Well I may include something else as well, but I’ll start with the birds. They are all very common, but the light was nice and I’m still enjoying getting to know the new gear. I have to say I am amazed at just how sharp the lens is. Anyway, here’s a fine blackbird (male) who was hanging around Falmer Pond today.

Blackbird (male)

Blackbird (male)

We also have a good colony of collared doves locally. They are naturalized natives (they’ve been around the UK for about 50 years), but they are everywhere now. More delicate than our standard pigeons, they are pretty birds with beautiful red eyes.

Collared dove

Collared dove

Just one shot of the coot, caught as it was descending the bank into the pond.
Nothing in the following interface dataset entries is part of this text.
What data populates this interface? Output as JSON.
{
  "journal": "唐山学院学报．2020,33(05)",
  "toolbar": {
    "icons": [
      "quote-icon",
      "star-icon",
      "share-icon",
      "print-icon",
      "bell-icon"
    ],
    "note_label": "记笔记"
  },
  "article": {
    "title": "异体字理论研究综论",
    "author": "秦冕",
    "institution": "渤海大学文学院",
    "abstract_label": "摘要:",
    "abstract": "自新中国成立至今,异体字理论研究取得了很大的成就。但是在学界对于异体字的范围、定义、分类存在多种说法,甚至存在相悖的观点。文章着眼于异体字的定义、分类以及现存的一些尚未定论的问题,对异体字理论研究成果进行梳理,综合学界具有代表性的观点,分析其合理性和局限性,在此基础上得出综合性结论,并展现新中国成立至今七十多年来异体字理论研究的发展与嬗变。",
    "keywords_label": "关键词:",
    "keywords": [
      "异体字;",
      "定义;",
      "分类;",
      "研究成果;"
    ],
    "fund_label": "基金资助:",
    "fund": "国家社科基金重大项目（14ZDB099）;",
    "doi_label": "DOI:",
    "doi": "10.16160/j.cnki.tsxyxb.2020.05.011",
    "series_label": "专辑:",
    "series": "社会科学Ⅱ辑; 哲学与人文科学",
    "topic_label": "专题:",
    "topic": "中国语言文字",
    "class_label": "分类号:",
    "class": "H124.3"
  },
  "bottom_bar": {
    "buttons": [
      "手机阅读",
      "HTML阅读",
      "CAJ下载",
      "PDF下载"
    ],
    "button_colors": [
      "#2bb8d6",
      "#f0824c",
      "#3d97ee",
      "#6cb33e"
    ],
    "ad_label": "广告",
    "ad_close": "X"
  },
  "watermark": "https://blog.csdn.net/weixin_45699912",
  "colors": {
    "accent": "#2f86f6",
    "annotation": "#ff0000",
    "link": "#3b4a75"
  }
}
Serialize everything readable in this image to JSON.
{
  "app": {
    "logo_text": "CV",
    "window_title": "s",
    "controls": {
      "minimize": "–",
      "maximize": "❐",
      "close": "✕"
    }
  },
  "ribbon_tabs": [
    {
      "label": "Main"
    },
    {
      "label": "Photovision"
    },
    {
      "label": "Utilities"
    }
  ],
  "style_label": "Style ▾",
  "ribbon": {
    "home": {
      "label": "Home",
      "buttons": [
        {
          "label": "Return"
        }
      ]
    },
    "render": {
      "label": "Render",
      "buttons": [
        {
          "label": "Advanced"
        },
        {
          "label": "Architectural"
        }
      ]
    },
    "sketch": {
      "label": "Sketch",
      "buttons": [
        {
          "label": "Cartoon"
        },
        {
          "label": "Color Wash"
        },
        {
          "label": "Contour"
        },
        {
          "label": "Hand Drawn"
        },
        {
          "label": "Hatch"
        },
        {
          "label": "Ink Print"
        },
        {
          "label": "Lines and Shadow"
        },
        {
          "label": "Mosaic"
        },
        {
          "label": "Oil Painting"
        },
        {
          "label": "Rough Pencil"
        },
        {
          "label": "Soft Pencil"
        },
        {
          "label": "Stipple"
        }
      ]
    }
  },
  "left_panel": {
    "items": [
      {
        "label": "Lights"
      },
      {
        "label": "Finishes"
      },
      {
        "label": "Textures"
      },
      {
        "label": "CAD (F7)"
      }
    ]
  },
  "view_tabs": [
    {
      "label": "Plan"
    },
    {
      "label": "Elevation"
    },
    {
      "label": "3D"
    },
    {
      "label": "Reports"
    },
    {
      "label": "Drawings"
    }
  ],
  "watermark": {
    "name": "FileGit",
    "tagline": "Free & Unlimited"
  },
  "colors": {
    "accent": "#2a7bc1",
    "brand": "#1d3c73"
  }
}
Again, the light was lovely.

Coot

I can’t resist posting at least one rat shot, but the rest of today’s will be added to the December rat album.

rat

rat

Camera note: all photos taken with the Canon 7D Mark II and EF 100-400mm f/4.5-5.6L IS II USM lens.

Lots More Rats (and a robin)

More fun with the local rat population, but to reduce the burden on this page I’ve created a new gallery: Falmer Rats December 2014, so just a sample here.

rat

rat

rat

rat

The robins are also very active at the moment. This one was hopping around at the edge of the pond.

robin

Camera note: all photos taken with the Canon 7D Mark II and EF 100-400mm f/4.5-5.6L IS II USM lens.

Red-eyed Blackbird, plus lots more…

I had a good day with the camera today. It started early, with a group of very cooperative rats down at the edge of Falmer pond. There were 5 or 6 running around, but the best group shot I could manage was this one.

Three rats

Two more photos rats posing nicely for the camera.

Rat on tree stump

Rat perching on a tree stump

rat on grassy bank

Rat on grass bank

That was early morning, but by lunchtime the sun was properly up and I took the opportunity to add a 1.4x extender to the 100-400 Mark II lens. This gives a whopping 560mm lens, which combined with the crop sensor of the 7D Mark II gives an equivalent reach of just shy of 900mm on a full frame camera. That’s one of the reasons the 7D is so popular.

So with that kind of weaponry, what did I get?

Lots of photos of pied wagtails…

pied wagtail

Pied wagtail on the roof of St Laurence Church

Pied wagtail

Several photos of mistle thrushes, but these are my favourites…

Mistle thrush

Mistle thrush

Mistle thrush

The star spot though was an (un)common blackbird. At first glance there’s nothing particularly startling about it, but if you look closely the eye ring on this bird is red (not yellow), and the beak also had a red tint to it. I’m not sure just how unusual this is, but it was the first one I’ve seen.

blackbird with red eye ring and beak

Blackbird with red eye ring and red tint on beak

Using the extender limits you to the central focusing points (not really an issue for these sorts of photos). The lens remained very responsive and sharp.

Camera note: all photos taken with the Canon 7D Mark II and EF 100-400mm f/4.5-5.6L IS II USM lens. For the bird photos I added the Canon EF 1.4xIII extender.